Make no mistake about it: a business is more important than any one person. A successful business is truly the sum of its parts. It’s a collection of people all working together to form a cohesive whole, helping the business as an entity move forward into the future and accomplish the goals that it has outlined for itself at the same time. Finding the right people to fill the right positions is one important step towards achieving this environment, but it is exactly that – one part. An element that is just as important (but one that far too many business owners fail to pay attention to until it’s far too late) comes from the idea that your employees also have to actually enjoy working with one another if your business is going to succeed the way you want it to.
The Business Consequences of Employees That Don’t Like Each Other
When your employees don’t like one another, it creates a situation where they become disengaged from their environment. This is true regardless of the type of industry that you’re operating in. When employee engagement suffers, nearly every other aspect of your enterprise will as well.
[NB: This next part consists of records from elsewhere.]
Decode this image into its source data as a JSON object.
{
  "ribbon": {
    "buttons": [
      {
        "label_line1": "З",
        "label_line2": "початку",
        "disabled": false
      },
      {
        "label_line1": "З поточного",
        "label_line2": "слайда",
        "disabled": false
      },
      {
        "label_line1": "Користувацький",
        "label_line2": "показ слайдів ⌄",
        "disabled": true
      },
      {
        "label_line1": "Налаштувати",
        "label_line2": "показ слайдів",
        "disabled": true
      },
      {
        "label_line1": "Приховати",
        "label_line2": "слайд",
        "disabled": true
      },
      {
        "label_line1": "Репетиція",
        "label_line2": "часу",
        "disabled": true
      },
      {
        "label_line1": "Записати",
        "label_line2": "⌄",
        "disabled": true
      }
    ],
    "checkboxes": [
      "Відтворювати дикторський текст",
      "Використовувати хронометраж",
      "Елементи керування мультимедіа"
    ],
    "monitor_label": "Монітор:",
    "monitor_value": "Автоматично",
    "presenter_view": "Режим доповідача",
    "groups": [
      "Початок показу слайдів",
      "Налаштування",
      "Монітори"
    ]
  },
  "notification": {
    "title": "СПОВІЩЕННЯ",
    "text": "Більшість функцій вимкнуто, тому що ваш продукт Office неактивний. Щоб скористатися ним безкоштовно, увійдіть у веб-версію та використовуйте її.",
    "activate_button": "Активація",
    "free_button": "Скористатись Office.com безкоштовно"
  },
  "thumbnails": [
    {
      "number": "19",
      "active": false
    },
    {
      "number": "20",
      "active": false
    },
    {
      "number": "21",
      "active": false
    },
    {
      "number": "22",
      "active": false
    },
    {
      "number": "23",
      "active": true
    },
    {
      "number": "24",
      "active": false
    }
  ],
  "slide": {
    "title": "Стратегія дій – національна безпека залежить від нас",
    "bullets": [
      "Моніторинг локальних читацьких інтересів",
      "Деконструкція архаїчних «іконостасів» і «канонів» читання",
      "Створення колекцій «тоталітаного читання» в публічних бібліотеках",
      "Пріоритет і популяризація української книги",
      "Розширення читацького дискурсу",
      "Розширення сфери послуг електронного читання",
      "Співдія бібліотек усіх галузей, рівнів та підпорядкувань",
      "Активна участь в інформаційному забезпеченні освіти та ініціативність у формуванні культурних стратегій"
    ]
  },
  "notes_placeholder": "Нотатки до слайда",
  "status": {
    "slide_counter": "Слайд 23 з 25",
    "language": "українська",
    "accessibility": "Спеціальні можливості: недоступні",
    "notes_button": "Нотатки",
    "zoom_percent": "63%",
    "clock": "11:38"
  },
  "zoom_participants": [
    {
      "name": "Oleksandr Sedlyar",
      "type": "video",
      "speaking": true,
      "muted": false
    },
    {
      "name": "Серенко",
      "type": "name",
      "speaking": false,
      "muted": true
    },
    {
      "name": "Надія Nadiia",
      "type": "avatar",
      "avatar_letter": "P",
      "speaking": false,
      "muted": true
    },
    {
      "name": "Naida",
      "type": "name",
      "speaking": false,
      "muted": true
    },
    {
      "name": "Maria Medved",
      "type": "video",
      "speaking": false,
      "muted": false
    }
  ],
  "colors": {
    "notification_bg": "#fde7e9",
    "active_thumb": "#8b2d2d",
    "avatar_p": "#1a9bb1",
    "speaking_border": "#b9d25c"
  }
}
Productivity begins to decline. The high level of customer service that you’ve become known for disappears. The individual goals of team members are no longer aligned with the larger corporate goals of your business.
In essence, the entire machine begins to break down. Think of your employees as the engine on a car. Each element is important in its own right, but they’re all working together to act as the force that propels the car forward. When they stop working together, the car doesn’t move – which is exactly what can happen if your employees don’t like each other and if this trend shows no signs of reversing itself anytime soon.
Ways to Improve Employee Relations
Team building exercises like business retreats aren’t just a great way to make sure that you’re working with a team of high-quality employees – it’s also a great opportunity to guarantee that these are high-quality people at the exact same time. Hosting regular events after work with the express intention of increasing relations and improving morale is the type of decision that will pay dividends for years to come.
Employees will begin to get more comfortable with one another and will develop the type of rapport that your business will thrive on. It creates the type of business where employees don’t just take pride in their own work, but in the work of everyone else, too. People want to see each other succeed, making them truly invested in the process. This creates the type of situation where the larger idea of your business benefits as a result.
These are just a few of the reasons why it is so important to make sure that your employees actually like each other. A (cheesy) old saying tells us that "there is no ‘I’ in ‘team’" – in the world of business, this is very much true. Employees that like each other not only as companions but as people are more willing to help each other when times get tough. They don’t just think about themselves – they think about themselves in the context of a much larger whole. They think about success less in terms of their own careers and more in terms of your business. Talented employees who don’t like the environment that they’re in because of their co-workers essentially accomplish the exact opposite.